This information is from the Higher Education Statistics Agency (HESA).

You can use this to get an idea of who you might share a lecture with and how they progressed in this subject, here. It's also worth comparing typical A-level subjects and grades students achieved with the current course entry requirements; similarities or differences here could indicate how flexible (or not) a university might be.

Have a question about this info? Learn more here

Post-six month graduation stats:

This is from the Destinations of Leavers from Higher Education Survey, based on responses from graduates who studied the same subject area here.

It offers a snapshot of what grads went on to do six months later, what they were earning on average, and whether they felt their degree helped them obtain a 'graduate role'. We calculate a mean rating to indicate if this is high, medium or low compared to other universities.

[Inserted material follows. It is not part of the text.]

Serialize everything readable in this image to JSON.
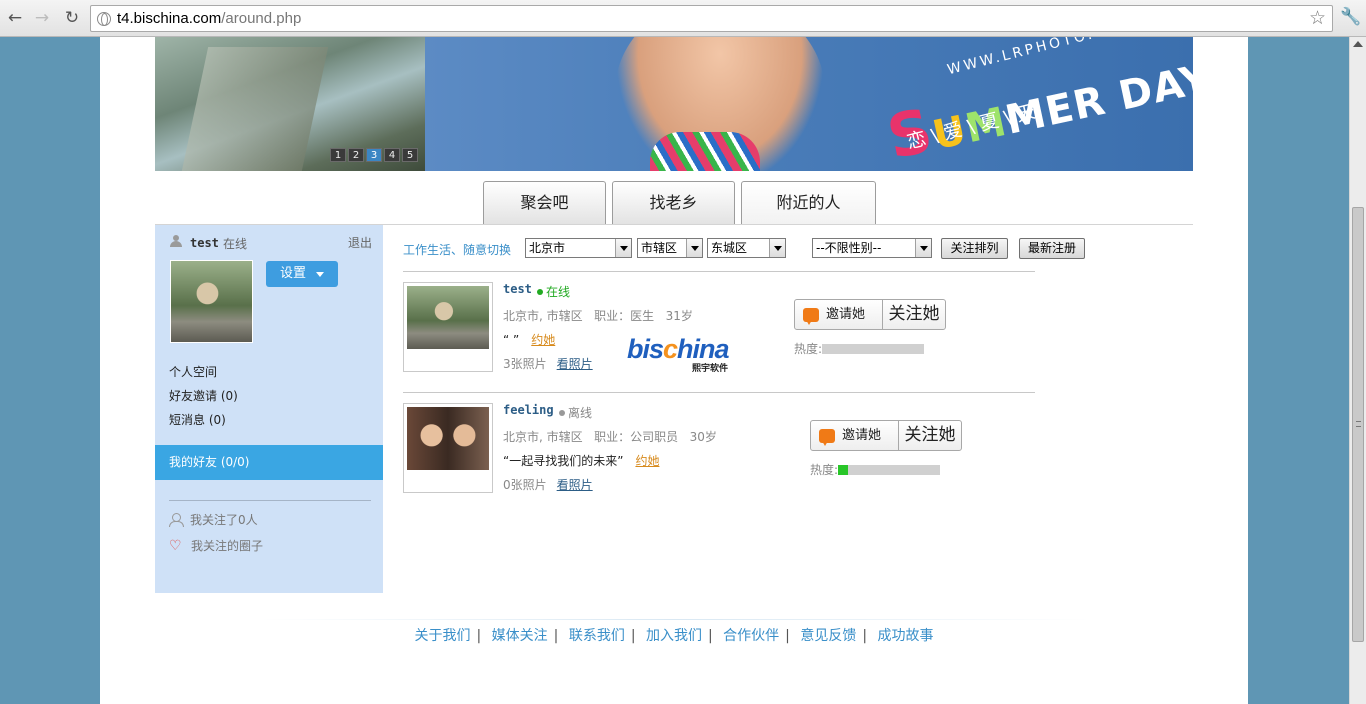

Have a question about this info? Learn more here

Graduate field commentary:

The Higher Education Careers Services Unit have provided some further context for all graduates in this subject area, including details that numbers alone might not show

Have a question about this info? Learn more here

The Longitudinal Educational Outcomes dataset combines HRMC earnings data with student records from the Higher Education Statistics Agency.

While there are lots of factors at play when it comes to your future earnings, use this as a rough timeline of what graduates in this subject area were earning on average one, three and five years later. Can you see a steady increase in salary, or did grads need some experience under their belt before seeing a nice bump up in their pay packet?

Have a question about this info? Learn more here